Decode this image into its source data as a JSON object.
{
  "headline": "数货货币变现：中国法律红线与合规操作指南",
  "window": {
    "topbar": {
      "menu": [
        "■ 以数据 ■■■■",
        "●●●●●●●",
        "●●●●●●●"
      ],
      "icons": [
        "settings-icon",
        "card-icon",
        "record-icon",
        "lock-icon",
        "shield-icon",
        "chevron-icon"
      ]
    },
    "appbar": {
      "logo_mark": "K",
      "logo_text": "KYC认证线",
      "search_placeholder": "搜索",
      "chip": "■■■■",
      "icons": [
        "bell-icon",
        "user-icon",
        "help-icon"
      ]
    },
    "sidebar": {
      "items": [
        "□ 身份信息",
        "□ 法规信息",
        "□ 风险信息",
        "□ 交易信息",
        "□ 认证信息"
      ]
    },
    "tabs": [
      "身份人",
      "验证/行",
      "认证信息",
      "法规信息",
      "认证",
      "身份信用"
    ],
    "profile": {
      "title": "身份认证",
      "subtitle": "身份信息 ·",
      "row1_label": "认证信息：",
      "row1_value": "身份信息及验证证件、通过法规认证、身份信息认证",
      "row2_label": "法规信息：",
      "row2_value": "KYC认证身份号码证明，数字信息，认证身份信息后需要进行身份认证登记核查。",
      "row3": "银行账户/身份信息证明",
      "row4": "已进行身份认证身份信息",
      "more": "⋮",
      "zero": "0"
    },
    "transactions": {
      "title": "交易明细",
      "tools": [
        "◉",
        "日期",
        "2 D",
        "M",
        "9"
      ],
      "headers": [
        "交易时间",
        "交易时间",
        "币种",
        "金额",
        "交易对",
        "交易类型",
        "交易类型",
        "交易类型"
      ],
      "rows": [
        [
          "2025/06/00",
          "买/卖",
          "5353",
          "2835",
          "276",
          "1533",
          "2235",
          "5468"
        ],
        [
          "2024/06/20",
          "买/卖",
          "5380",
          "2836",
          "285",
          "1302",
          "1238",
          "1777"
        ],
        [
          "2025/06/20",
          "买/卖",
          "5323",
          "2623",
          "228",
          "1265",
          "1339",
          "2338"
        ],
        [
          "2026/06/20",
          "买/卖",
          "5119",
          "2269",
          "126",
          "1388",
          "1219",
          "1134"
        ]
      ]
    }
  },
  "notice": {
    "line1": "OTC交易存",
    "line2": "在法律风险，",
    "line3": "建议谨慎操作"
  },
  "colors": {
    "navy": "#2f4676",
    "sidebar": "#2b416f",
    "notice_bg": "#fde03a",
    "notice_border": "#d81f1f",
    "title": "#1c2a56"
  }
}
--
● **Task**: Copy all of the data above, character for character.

● **Result**:
Decode this image into its source data as a JSON object.
{
  "headline": "数货货币变现：中国法律红线与合规操作指南",
  "window": {
    "topbar": {
      "menu": [
        "■ 以数据 ■■■■",
        "●●●●●●●",
        "●●●●●●●"
      ],
      "icons": [
        "settings-icon",
        "card-icon",
        "record-icon",
        "lock-icon",
        "shield-icon",
        "chevron-icon"
      ]
    },
    "appbar": {
      "logo_mark": "K",
      "logo_text": "KYC认证线",
      "search_placeholder": "搜索",
      "chip": "■■■■",
      "icons": [
        "bell-icon",
        "user-icon",
        "help-icon"
      ]
    },
    "sidebar": {
      "items": [
        "□ 身份信息",
        "□ 法规信息",
        "□ 风险信息",
        "□ 交易信息",
        "□ 认证信息"
      ]
    },
    "tabs": [
      "身份人",
      "验证/行",
      "认证信息",
      "法规信息",
      "认证",
      "身份信用"
    ],
    "profile": {
      "title": "身份认证",
      "subtitle": "身份信息 ·",
      "row1_label": "认证信息：",
      "row1_value": "身份信息及验证证件、通过法规认证、身份信息认证",
      "row2_label": "法规信息：",
      "row2_value": "KYC认证身份号码证明，数字信息，认证身份信息后需要进行身份认证登记核查。",
      "row3": "银行账户/身份信息证明",
      "row4": "已进行身份认证身份信息",
      "more": "⋮",
      "zero": "0"
    },
    "transactions": {
      "title": "交易明细",
      "tools": [
        "◉",
        "日期",
        "2 D",
        "M",
        "9"
      ],
      "headers": [
        "交易时间",
        "交易时间",
        "币种",
        "金额",
        "交易对",
        "交易类型",
        "交易类型",
        "交易类型"
      ],
      "rows": [
        [
          "2025/06/00",
          "买/卖",
          "5353",
          "2835",
          "276",
          "1533",
          "2235",
          "5468"
        ],
        [
          "2024/06/20",
          "买/卖",
          "5380",
          "2836",
          "285",
          "1302",
          "1238",
          "1777"
        ],
        [
          "2025/06/20",
          "买/卖",
          "5323",
          "2623",
          "228",
          "1265",
          "1339",
          "2338"
        ],
        [
          "2026/06/20",
          "买/卖",
          "5119",
          "2269",
          "126",
          "1388",
          "1219",
          "1134"
        ]
      ]
    }
  },
  "notice": {
    "line1": "OTC交易存",
    "line2": "在法律风险，",
    "line3": "建议谨慎操作"
  },
  "colors": {
    "navy": "#2f4676",
    "sidebar": "#2b416f",
    "notice_bg": "#fde03a",
    "notice_border": "#d81f1f",
    "title": "#1c2a56"
  }
}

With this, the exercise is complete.